_Task item_.
Lines holding the string "close" are the ones to copy from this listing.

_Source material_.
--- START ---

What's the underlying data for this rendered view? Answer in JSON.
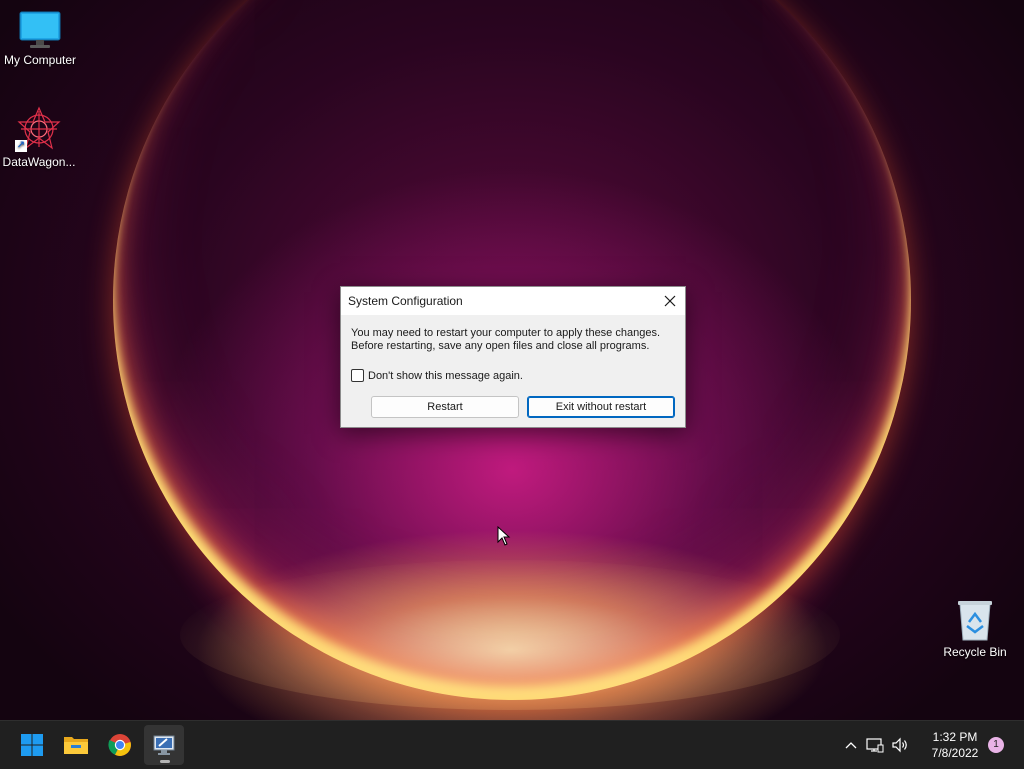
{
  "desktop": {
    "icons": [
      {
        "label": "My Computer",
        "icon": "monitor-icon"
      },
      {
        "label": "DataWagon...",
        "icon": "datawagon-app-icon"
      },
      {
        "label": "Recycle Bin",
        "icon": "recycle-bin-icon"
      }
    ]
  },
  "dialog": {
    "title": "System Configuration",
    "message_line1": "You may need to restart your computer to apply these changes.",
    "message_line2": "Before restarting, save any open files and close all programs.",
    "checkbox_label": "Don't show this message again.",
    "checkbox_checked": false,
    "restart_label": "Restart",
    "exit_label": "Exit without restart",
    "close_icon": "close-icon"
  },
  "taskbar": {
    "apps": [
      {
        "name": "start",
        "icon": "windows-start-icon"
      },
      {
        "name": "file-explorer",
        "icon": "folder-icon"
      },
      {
        "name": "chrome",
        "icon": "chrome-icon"
      },
      {
        "name": "system-configuration",
        "icon": "msconfig-icon",
        "active": true
      }
    ],
    "tray_icons": [
      "chevron-up-icon",
      "network-icon",
      "volume-icon"
    ],
    "time": "1:32 PM",
    "date": "7/8/2022",
    "notification_count": "1"
  },
  "colors": {
    "accent": "#0067c0",
    "taskbar_bg": "#202020",
    "dialog_bg": "#f0f0f0"
  }
}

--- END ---

_Solution for this exercise_.
    "message_line2": "Before restarting, save any open files and close all programs.",
    "close_icon": "close-icon"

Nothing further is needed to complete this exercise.